@Jack-Waugh We can't know what strategy voters Score voters will use. Meanwhile STAR reduces (but doesn't entirely eliminate) the incentive to be strategic.
I assume you think that a strategic vote under Score will be based on the voter knowing who the front runners are. But unless you know 100% how others are going to vote, that's a bit tricky to know, isn't it? Especially if you are assuming that those other voters are using the same strategy, which means they need to know how you are going to vote. And those are obviously dependent on one another.
So the best you can get is a Nash equilibrium. It's possible that there will be multiple equilibria, which I would expect in the case of a Condorcet cycle.

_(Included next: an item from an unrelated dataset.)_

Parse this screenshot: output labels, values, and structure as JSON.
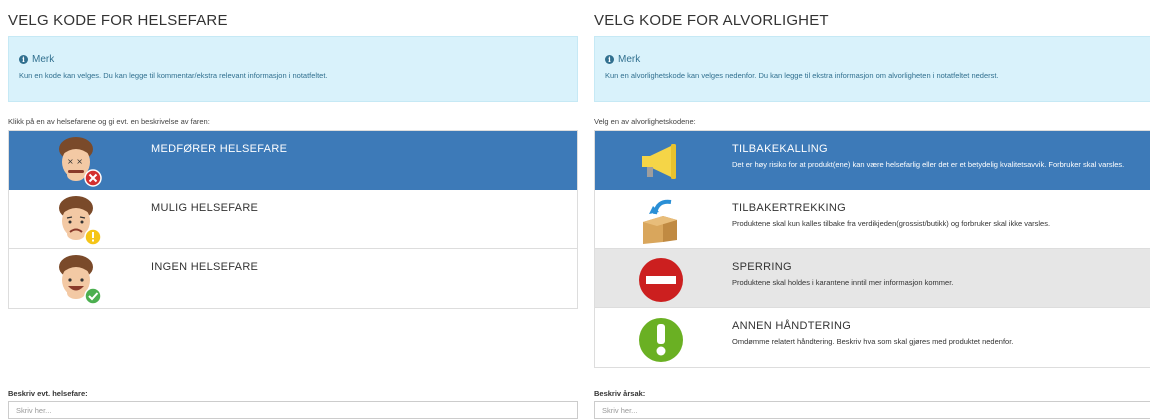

Which basically means your question is unanswerable. Because Score (as you seem to acknowledge) demands strategy, it is intrinsically unpredictable. You don't just need to know what voters' preferences are, you need to know what their strategy is, and how much they know about others' preferences... and then add a bit of "hall of mirrors" style infinite recursion into the mix for good measure. (you can see my simulator of this recursive equilibrium seeking behavior at https://pianop.ly/voteSim/voteSim.html or a video -- of an earlier version that didn't yet have Score voting -- at https://www.youtube.com/watch?v=NiS2A0QLeJU )
Many of us think that you should be able to vote without concern for who the front runners are. We don't want to worry that inaccurate polling could easily throw the election. We don't want a tight three way race to turn into a game of chicken. We don't want voting methods to work significantly differently in elections for which there is (or isn't) a lot of media attention.

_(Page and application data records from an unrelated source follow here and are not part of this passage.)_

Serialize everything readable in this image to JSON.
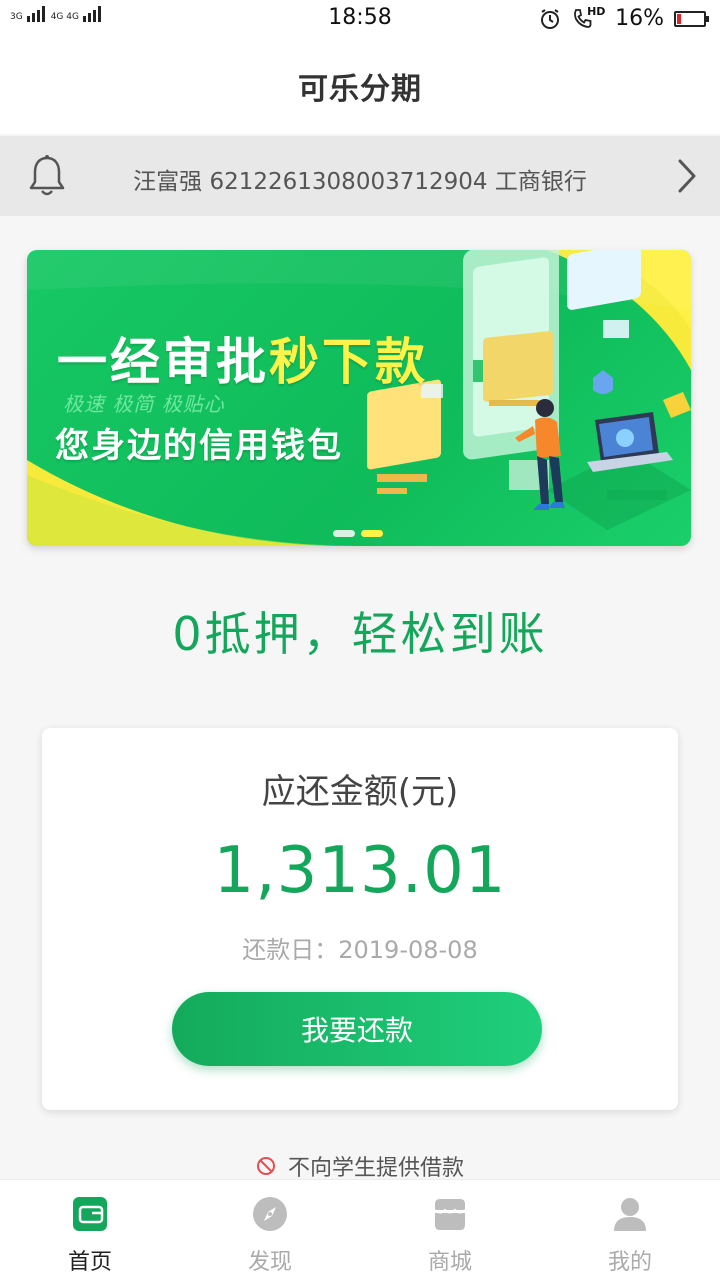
{
  "status_bar": {
    "time": "18:58",
    "net_left": "3G",
    "net_right": "4G 4G",
    "hd": "HD",
    "battery_percent": "16%",
    "battery_level": 0.16
  },
  "header": {
    "title": "可乐分期"
  },
  "notice": {
    "text": "汪富强 6212261308003712904 工商银行"
  },
  "banner": {
    "headline_part1": "一经审批",
    "headline_part2": "秒下款",
    "subline": "极速 极简 极贴心",
    "tagline": "您身边的信用钱包",
    "slide_count": 2,
    "active_slide": 2
  },
  "slogan": "0抵押，轻松到账",
  "repayment": {
    "label": "应还金额(元)",
    "amount": "1,313.01",
    "date": "还款日：2019-08-08",
    "button_label": "我要还款"
  },
  "student_notice": "不向学生提供借款",
  "tabbar": {
    "items": [
      {
        "label": "首页",
        "icon": "wallet-icon",
        "active": true
      },
      {
        "label": "发现",
        "icon": "compass-icon",
        "active": false
      },
      {
        "label": "商城",
        "icon": "store-icon",
        "active": false
      },
      {
        "label": "我的",
        "icon": "user-icon",
        "active": false
      }
    ]
  },
  "colors": {
    "accent": "#14a65a",
    "tab_active": "#14a65a",
    "tab_inactive": "#bdbdbd"
  }
}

You say in another thread that anything that deviates from "one person one vote" is anti-democratic, and I would argue that you are violating that principle if you are giving extra voting power to those who are better able to guess how others will vote.

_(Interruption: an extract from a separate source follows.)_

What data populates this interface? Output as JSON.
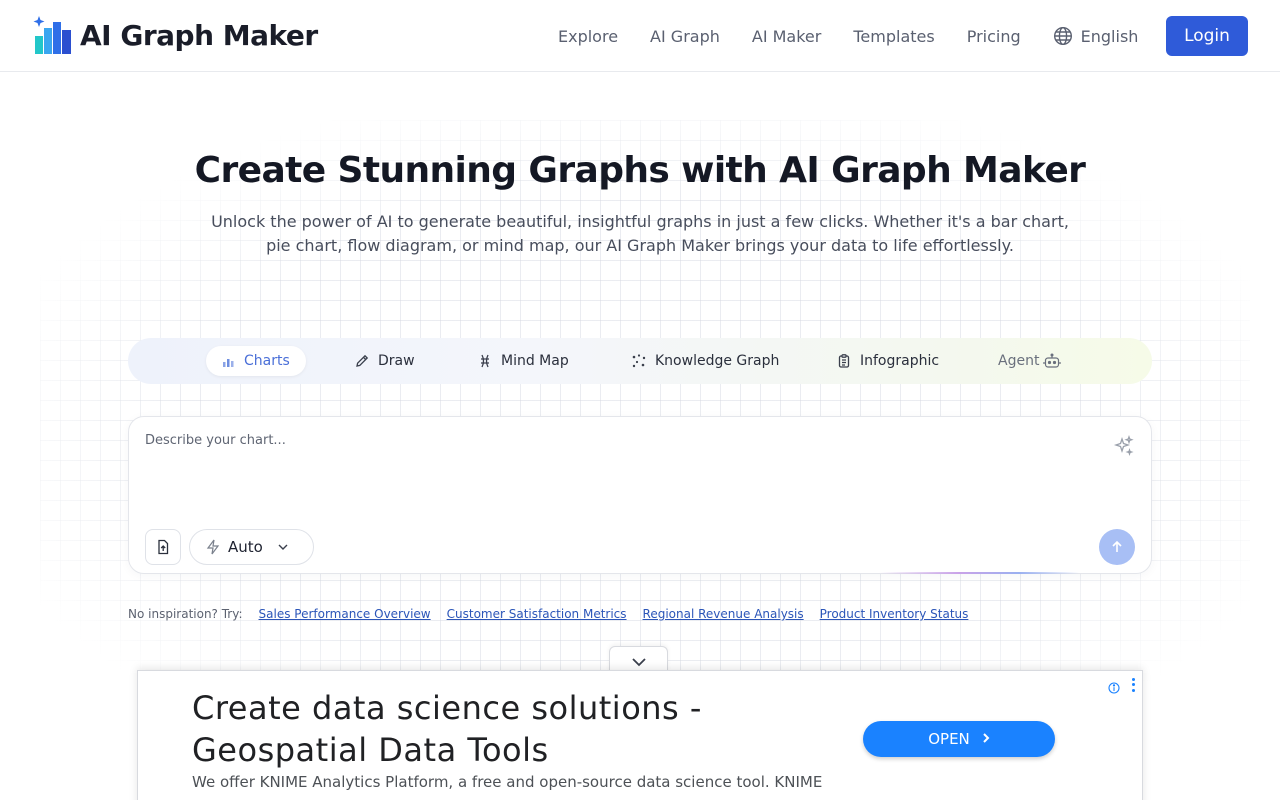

In any case, I'll just say this. If you are trying to sell Score to the public, while acknowledging that voters are expected to vote dishonestly (or insincerely, or strategically, or whatever you want to call it).... good luck. I can pretty much guarantee you that a system that allows such fine-grained expressiveness, but then strongly incentivizes voters to use that expressiveness to say something that misrepresents how they really feel, is not going to fly. There are a lot of people (including myself) for whom that just feels dirty.